* [Data section]
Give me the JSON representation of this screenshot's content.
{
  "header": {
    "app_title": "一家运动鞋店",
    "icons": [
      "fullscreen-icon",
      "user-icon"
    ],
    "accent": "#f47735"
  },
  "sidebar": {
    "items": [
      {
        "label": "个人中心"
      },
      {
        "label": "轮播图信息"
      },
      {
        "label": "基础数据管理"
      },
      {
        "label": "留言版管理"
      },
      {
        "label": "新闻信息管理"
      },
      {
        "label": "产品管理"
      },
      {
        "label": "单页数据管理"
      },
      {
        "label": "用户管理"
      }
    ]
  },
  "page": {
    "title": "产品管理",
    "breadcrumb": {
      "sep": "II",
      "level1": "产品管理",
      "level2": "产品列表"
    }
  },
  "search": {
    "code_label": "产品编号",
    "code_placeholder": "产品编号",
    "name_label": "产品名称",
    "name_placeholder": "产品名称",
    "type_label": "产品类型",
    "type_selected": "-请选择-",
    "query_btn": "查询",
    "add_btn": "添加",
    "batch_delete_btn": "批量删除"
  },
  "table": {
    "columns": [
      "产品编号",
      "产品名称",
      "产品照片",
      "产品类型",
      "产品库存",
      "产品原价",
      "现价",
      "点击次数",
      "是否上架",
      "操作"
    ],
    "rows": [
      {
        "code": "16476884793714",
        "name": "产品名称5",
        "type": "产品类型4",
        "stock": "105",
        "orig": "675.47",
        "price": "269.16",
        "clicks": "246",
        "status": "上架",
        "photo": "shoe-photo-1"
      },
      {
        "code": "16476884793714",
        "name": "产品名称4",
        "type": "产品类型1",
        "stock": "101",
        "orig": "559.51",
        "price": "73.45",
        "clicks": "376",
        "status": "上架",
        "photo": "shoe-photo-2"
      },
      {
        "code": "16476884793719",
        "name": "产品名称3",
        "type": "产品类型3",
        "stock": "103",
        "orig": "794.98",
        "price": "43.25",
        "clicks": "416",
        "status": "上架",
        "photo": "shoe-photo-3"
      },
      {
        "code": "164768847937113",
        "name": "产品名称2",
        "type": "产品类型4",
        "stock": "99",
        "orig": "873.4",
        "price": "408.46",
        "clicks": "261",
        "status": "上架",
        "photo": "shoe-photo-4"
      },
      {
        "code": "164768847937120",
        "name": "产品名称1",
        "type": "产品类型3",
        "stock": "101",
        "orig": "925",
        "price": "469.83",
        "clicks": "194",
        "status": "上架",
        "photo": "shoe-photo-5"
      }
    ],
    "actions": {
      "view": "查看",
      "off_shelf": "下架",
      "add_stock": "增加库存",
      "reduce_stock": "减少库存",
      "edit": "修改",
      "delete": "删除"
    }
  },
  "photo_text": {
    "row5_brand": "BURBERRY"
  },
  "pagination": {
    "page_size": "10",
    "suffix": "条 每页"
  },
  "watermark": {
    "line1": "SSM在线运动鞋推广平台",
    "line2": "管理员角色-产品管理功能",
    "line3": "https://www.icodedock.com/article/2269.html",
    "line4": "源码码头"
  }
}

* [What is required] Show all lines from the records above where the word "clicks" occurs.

* [Response for this exercise]
        "clicks": "246",
        "clicks": "376",
        "clicks": "416",
        "clicks": "261",
        "clicks": "194",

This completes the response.